PROBLEM REQUIREMENTS: Which lines of the entries contain the string "glyph"? Copy each of them.

Items from an interface collection:
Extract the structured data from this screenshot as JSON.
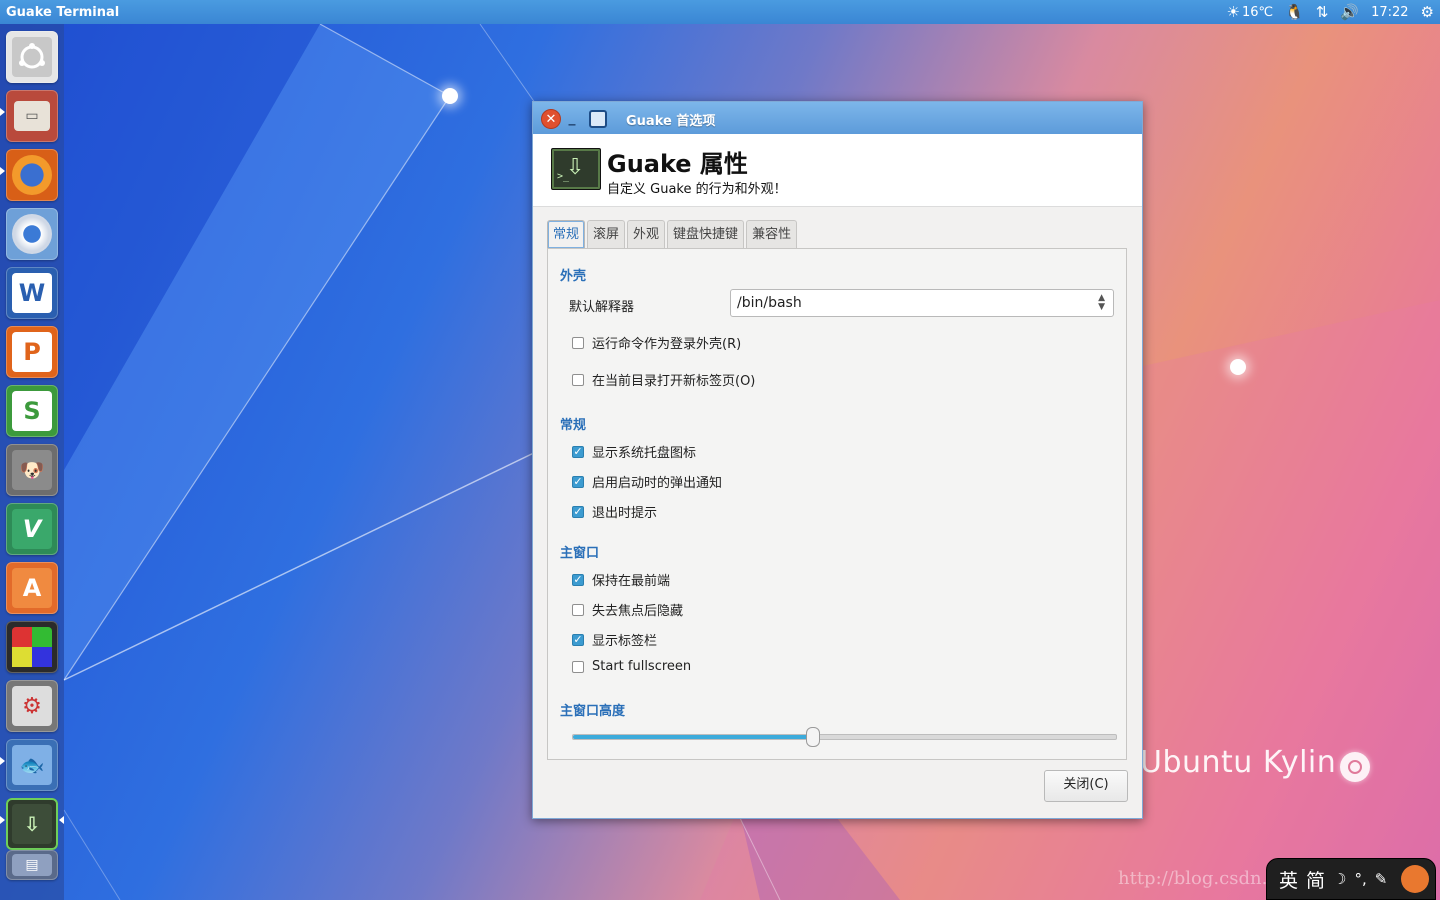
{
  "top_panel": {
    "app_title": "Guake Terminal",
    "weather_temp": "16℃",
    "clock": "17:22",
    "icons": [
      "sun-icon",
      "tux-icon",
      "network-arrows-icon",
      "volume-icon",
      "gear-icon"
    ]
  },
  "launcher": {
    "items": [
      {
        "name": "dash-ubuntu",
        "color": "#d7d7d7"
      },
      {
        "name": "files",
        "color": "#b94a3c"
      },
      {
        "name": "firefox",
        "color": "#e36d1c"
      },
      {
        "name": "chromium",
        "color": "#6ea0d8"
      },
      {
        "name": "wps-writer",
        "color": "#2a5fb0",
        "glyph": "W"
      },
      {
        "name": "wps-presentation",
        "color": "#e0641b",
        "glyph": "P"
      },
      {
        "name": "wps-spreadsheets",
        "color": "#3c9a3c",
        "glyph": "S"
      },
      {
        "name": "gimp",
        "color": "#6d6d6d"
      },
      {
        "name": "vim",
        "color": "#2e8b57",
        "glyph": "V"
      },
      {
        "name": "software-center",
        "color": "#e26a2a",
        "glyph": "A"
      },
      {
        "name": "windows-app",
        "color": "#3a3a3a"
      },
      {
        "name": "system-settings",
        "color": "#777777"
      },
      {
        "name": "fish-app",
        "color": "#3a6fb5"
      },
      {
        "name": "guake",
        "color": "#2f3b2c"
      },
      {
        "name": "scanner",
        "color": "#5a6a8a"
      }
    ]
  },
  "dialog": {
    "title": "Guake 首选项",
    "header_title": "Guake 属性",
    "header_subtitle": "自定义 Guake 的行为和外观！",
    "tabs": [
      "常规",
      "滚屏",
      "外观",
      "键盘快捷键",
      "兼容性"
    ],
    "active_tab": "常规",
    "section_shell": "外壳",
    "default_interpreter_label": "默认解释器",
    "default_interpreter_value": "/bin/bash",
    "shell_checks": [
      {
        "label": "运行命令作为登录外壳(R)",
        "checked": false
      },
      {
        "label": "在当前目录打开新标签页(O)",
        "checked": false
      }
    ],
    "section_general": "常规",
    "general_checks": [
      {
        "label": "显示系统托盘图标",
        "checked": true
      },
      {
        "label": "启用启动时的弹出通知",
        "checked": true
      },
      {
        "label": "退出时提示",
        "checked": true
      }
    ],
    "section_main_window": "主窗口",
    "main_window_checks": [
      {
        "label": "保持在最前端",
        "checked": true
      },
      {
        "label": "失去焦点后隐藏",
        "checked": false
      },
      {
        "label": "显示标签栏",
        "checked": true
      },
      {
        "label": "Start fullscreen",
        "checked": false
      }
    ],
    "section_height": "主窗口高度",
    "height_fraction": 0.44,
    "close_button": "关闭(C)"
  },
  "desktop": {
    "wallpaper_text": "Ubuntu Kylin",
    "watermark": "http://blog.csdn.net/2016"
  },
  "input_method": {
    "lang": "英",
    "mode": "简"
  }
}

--

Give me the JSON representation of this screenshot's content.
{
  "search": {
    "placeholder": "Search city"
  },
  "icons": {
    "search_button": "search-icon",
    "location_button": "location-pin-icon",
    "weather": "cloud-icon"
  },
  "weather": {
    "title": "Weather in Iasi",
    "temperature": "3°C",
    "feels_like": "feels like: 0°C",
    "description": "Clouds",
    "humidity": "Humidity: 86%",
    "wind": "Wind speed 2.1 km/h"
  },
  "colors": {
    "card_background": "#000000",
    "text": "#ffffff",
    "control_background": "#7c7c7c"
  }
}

ANSWER FOR THE TASK:
        "glyph": "W"
        "glyph": "P"
        "glyph": "S"
        "glyph": "V"
        "glyph": "A"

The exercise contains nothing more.